Fortified manor house, parts of which date from the 14th century. The tower was added in the later 15th century; the south west range, courtyard wall and gateway were built in the early 16th century and the solar was remodelled in the later 16th century.
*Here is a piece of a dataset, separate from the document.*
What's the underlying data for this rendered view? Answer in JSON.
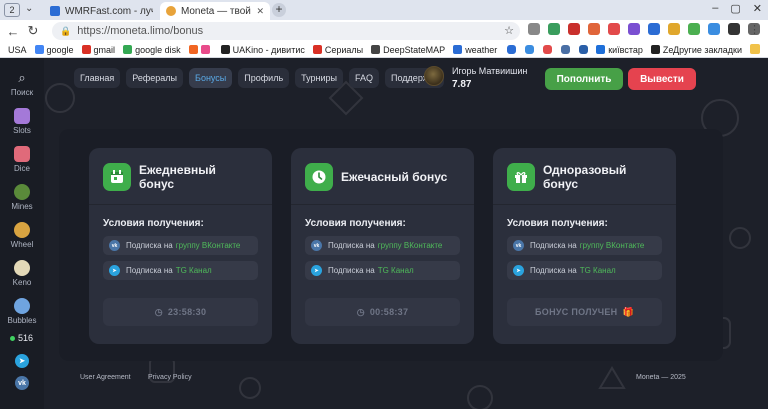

The hall was converted into a barn circa 1820. Restoration work was carried out in 1939. The house comprises a number of ranges set around a courtyard with the south side closed by a wall with a central gateway. (PastScape)
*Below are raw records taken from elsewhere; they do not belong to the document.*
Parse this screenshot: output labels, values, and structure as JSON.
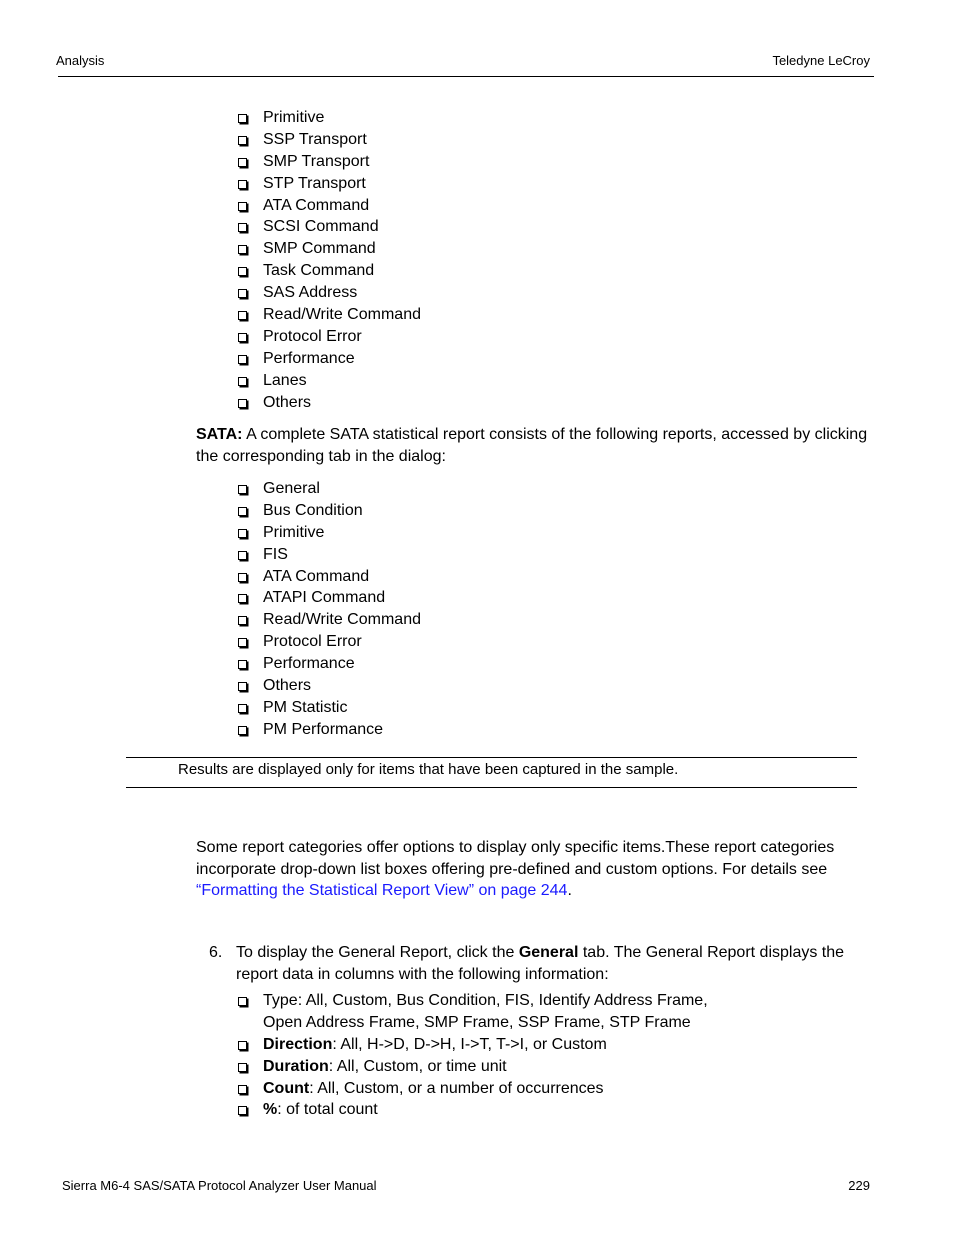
{
  "header": {
    "section": "Analysis",
    "company": "Teledyne LeCroy"
  },
  "sas_reports": [
    "Primitive",
    "SSP Transport",
    "SMP Transport",
    "STP Transport",
    "ATA Command",
    "SCSI Command",
    "SMP Command",
    "Task Command",
    "SAS Address",
    "Read/Write Command",
    "Protocol Error",
    "Performance",
    "Lanes",
    "Others"
  ],
  "sata_intro": {
    "label": "SATA:",
    "text": " A complete SATA statistical report consists of the following reports, accessed by clicking the corresponding tab in the dialog:"
  },
  "sata_reports": [
    "General",
    "Bus Condition",
    "Primitive",
    "FIS",
    "ATA Command",
    "ATAPI Command",
    "Read/Write Command",
    "Protocol Error",
    "Performance",
    "Others",
    "PM Statistic",
    "PM Performance"
  ],
  "note": "Results are displayed only for items that have been captured in the sample.",
  "options_paragraph": {
    "text": "Some report categories offer options to display only specific items.These report categories incorporate drop-down list boxes offering pre-defined and custom options. For details see ",
    "link": "“Formatting the Statistical Report View” on page 244",
    "after": "."
  },
  "step": {
    "number": "6.",
    "before": "To display the General Report, click the ",
    "bold": "General",
    "after": " tab. The General Report displays the report data in columns with the following information:"
  },
  "general_columns": [
    {
      "label": "",
      "text": "Type: All, Custom, Bus Condition, FIS, Identify Address Frame, Open Address Frame, SMP Frame, SSP Frame, STP Frame"
    },
    {
      "label": "Direction",
      "text": ": All, H->D, D->H, I->T, T->I, or Custom"
    },
    {
      "label": "Duration",
      "text": ": All, Custom, or time unit"
    },
    {
      "label": "Count",
      "text": ": All, Custom, or a number of occurrences"
    },
    {
      "label": "%",
      "text": ": of total count"
    }
  ],
  "footer": {
    "manual_title": "Sierra M6-4 SAS/SATA Protocol Analyzer User Manual",
    "page_number": "229"
  }
}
Not scheduled

This is a Grade 1 listed building protected by law

Historic England Scheduled Monument Number
Historic England Listed Building number(s)
Images Of England
Historic England (PastScape) Defra or Monument number(s)
County Historic Environment Record
OS Map Grid ReferenceNZ086142
HyperLink HyperLink HyperLink
Copyright Dave Barlow of Abaroths World All Rights ReservedView full Sized Image
Copyright Dave Barlow of Abaroths World All Rights ReservedView full Sized Image
Copyright Dave Barlow of Abaroths World All Rights ReservedView full Sized Image

Most of the sites or buildings recorded in this web site are NOT open to the public and permission to visit a site must always be sought from the landowner or tenant.

Calculate Print


  • Geldard, Ed, 2009, Northumberland Strongholds (London: Frances Lincoln) p. 112
  • Turner, Maurice, 2004, Yorkshire Castles: Exploring Historic Yorkshire (Otley: Westbury Publishing) p. 243
  • Salter, Mike, 2001, The Castles and Tower Houses of Yorkshire (Malvern: Folly Publications) p. 64
  • Ingham, Bernard, 2001, Bernard Ingham's Yorkshire Castles (Dalesman) p. 122-3
  • Emery, Anthony, 1996, Greater Medieval Houses of England and Wales Vol. 1 Northern England (Cambridge: Cambridge University Press) p. 380
  • Pettifer, A., 1995, English Castles, A guide by counties (Woodbridge: Boydell Press) p. 293
  • King, D.J.C., 1983, Castellarium Anglicanum (London: Kraus) Vol. 2 p. 522
  • Ryder, P.F., 1982 (paperback edn 1992), The Medieval Buildings of Yorkshire (Ash Grove Book) p. 108-22
  • Pevsner, N., 1966, Buildings of England: Yorkshire: North Riding (London, Penguin) p. 256
  • Page, Wm (ed), 1914, VCH Yorkshire: North Riding Vol. 1 (London) p. 110-111 online transcription
  • Timbs, J. and Gunn, A., 1872, Abbeys, Castles and Ancient Halls of England and Wales Vol. 3 (London) p. 159-60 online copy
  • Turner, T.H. and Parker, J.H., 1859, Some account of Domestic Architecture in England (Oxford) Vol. 3 Part 2 p. 210-11 online copy


  • Chandler, John, 1993, John Leland's Itinerary: travels in Tudor England  (Sutton Publishing) p. 566
  • Toulmin-Smith, Lucy (ed), 1909, The itinerary of John Leland in or about the years 1535-1543 (London: Bell and Sons) Vol. 4 p. 28, 30 online copy


  • Hussey, C., 1945 July 6, 'Mortham Tower, Yorkshire' Country Life p. 24-7


  • Historic England, 2016, Heritage at Risk North East Register 2016 (London: Historic England) p. 4 online copy
  • Historic England, 2015, Heritage at Risk North East Register 2015 (London: Historic England) p. 4 online copy
  • English Heritage, 2014, Heritage at Risk Register 2014 North East (London: English Heritage) p. 4 online copy
  • English Heritage, 2013, Heritage at Risk Register 2013 North East (London: English Heritage) p. 4 online copy
  • English Heritage, 2012, Heritage at Risk Register 2012 North East (London: English Heritage) p. 21 online copy
  • English Heritage, 2011, Heritage at Risk Register 2011 North East (London: English Heritage) p. 21 online copy
  • English Heritage, 2010, Heritage at Risk Register 2010 North East (London: English Heritage) p. 19 online copy
  • English Heritage, 2009, Heritage at Risk Register 2009 North East (London: English Heritage) p. 29 online copy